Tribes Must Prepare for the Financial Storm
[imgbelt img=tipiWhiteHouse320.jpg]The Obama Administration is following through on its pledge toward a ‘lasting conversation’ with tribal leaders. The second White House summit needs to set in place new systems for dispensing federal services.
[imgcontainer left] [img:obamtribalsummit320.jpg] [source]Getty via Jack and Jill PoliticsPresident Obama addressed the first White House summit of tribal nations last November, promising ‘a lasting conversation.’ The second summit will take place Dec. 16.
President Barack Obama set a high standard for tribal-federal relations last year. “Today’s summit is not lip service,” he said at the first White House Tribal Nations Conference, November 2009. “We’re not going to go through the motions and pay tribute to one another, and then furl up the flags and go our separate ways. Today’s sessions are part of a lasting conversation that’s crucial to our shared future.”

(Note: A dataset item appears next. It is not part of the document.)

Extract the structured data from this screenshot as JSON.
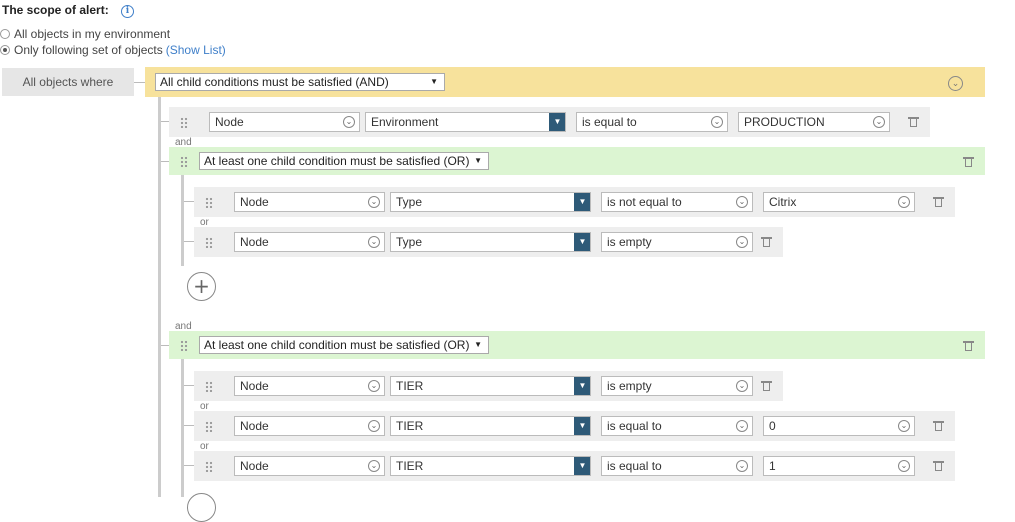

That lasting conversation is continuing as promised. It’s remarkable enough for a president and cabinet officers to meet with tribal leaders once during an administration — but this second round, to take place Thursday in Washington, D.C., suggests that the conference is now an annual event.
So what should we be saying about our shared future?
I’d use this as an opportunity to prepare for the coming financial storm — serious and long-term budget cuts that are coming from Congress — as a way to reconfigure federal services to Indian Country.
Take Medicaid and Children’s health programs. One of the best ideas coming out of the health care reform process is a feasibility study exploring the treatment of the Navajo Nation as a state. In tough budget times this is huge because state governments want to limit enrollment in Medicaid and Children’s Health Insurance to save money. But eligible American Indian and Alaska Natives do not cost the states money — it’s a 100 percent federal match. By moving the administration to the Navajo Nation, it makes it much more likely that eligible patients will be enrolled in Medicaid or Children’s Health adding critical revenue to the Indian health system.
The Navajo Nation feasibility project is only step one. This should be the beginning of a process that singles out other tribes, or regional associations, into administrative units that could manage Medicaid programs without a state roll. Or as I have put it before, treat Indian Country as a 51st state.
As the federal budget gets tighter and tighter it makes sense to look for ways to cut administrative costs. A small office directly funding tribal programs at the Centers for Medicaid and Medicare is a lot more efficient than distributing money through some 37 state programs when the end payment eventually goes to either the Indian Health Service or a tribal contractor anyway. (If pitched smartly, states might even like this idea.)
[imgcontainer left] [img:tipiWhiteHouse320.jpg] [source]PrensaA tipi on the White House lawn last November, during the first White House Tribal Nations Conference.